▸ TASK OBJECTIVE
Look through the data below, and copy each line that carries the word "питания".

▸ RECORD EXCERPTS
╔══

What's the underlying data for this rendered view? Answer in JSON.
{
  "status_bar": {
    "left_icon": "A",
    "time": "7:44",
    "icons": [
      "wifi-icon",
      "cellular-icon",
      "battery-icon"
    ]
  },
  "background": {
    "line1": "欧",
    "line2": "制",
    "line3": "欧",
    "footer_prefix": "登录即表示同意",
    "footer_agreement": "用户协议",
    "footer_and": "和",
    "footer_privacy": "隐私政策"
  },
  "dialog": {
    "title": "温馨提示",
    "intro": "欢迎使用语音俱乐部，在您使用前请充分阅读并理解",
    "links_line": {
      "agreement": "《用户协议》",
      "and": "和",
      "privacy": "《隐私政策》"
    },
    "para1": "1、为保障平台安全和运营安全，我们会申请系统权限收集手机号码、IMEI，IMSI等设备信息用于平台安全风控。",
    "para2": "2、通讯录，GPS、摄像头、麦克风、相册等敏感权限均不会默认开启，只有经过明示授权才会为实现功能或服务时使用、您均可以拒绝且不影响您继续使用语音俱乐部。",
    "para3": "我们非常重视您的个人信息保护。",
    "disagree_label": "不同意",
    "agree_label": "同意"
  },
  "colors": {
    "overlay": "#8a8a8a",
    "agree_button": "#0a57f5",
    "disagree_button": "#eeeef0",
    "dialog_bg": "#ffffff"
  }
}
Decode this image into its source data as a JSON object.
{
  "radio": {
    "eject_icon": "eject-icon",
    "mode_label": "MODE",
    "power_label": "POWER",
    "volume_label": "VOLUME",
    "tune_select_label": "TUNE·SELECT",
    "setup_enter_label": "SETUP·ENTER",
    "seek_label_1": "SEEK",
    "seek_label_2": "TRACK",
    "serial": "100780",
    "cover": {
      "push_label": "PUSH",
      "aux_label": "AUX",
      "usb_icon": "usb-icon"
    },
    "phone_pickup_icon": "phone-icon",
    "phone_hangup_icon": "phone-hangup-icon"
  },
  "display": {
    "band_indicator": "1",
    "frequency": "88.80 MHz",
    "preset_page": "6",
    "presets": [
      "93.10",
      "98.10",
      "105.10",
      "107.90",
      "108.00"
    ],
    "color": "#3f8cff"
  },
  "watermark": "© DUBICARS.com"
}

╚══
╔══

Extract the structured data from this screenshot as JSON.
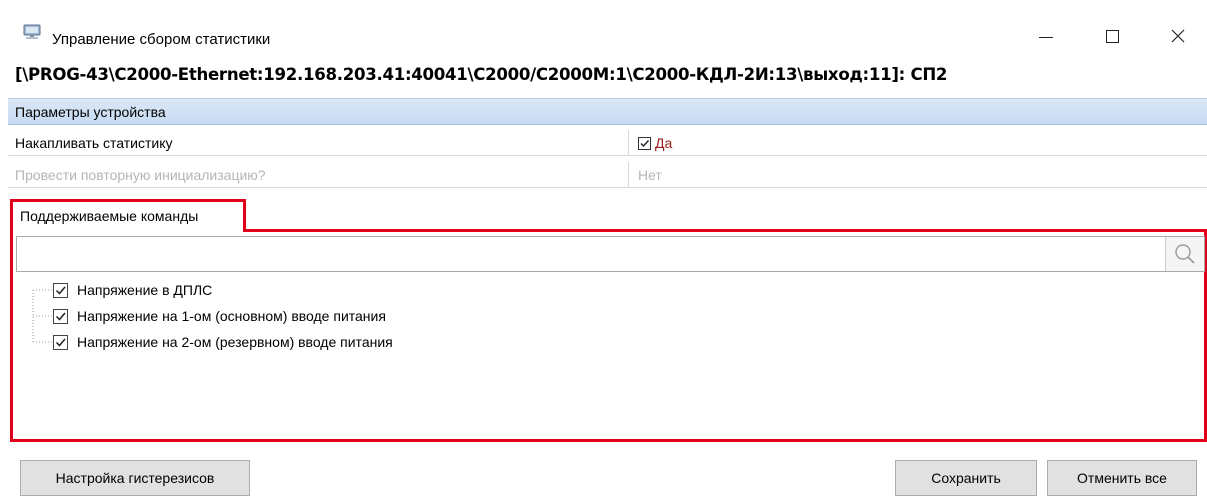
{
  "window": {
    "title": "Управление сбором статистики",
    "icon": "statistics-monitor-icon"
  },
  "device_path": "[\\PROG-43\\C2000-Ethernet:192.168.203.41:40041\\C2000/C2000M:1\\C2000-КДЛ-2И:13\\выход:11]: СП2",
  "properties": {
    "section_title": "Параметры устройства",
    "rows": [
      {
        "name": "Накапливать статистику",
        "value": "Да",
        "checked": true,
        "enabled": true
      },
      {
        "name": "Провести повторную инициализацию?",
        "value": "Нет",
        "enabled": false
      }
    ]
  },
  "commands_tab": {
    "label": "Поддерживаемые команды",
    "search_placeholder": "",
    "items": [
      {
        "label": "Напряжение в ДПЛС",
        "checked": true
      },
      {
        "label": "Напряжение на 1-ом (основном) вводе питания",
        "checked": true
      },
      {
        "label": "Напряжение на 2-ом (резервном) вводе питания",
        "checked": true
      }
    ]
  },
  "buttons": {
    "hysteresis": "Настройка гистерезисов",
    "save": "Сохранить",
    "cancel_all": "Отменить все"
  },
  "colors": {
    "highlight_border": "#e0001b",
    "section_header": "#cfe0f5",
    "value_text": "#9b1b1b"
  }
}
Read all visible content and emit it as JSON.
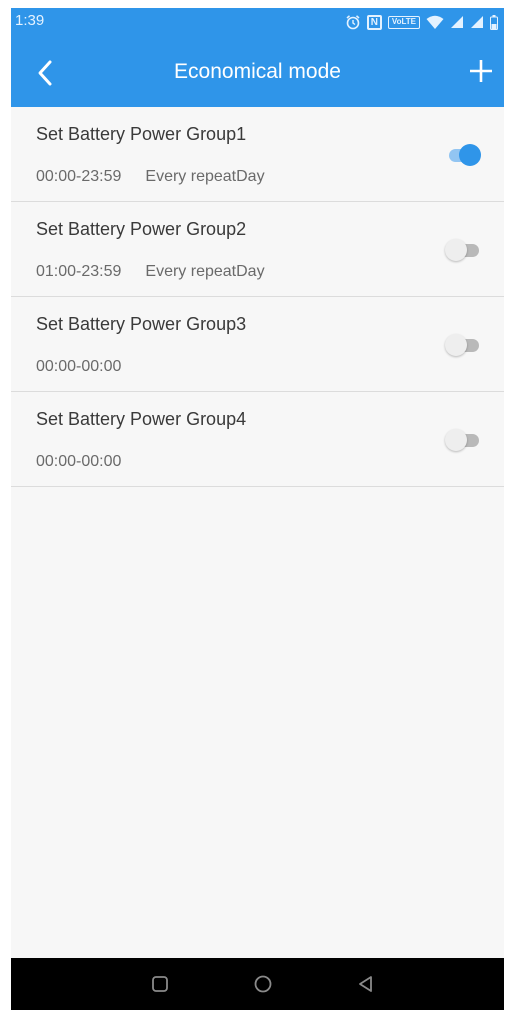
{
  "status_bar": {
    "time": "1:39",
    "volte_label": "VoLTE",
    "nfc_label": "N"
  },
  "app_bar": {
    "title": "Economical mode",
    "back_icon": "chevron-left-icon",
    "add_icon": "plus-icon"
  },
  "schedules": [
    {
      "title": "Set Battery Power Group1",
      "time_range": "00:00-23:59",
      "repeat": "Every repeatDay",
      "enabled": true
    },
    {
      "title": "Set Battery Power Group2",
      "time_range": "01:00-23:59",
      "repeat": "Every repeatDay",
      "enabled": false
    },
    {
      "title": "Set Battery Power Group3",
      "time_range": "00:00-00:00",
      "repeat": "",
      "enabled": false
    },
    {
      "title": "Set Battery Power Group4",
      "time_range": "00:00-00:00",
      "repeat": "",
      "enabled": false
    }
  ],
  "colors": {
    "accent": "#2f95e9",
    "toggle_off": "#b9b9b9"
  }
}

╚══

▸ RESULT OF THIS EXERCISE
        "label": "Напряжение на 1-ом (основном) вводе питания",
        "label": "Напряжение на 2-ом (резервном) вводе питания",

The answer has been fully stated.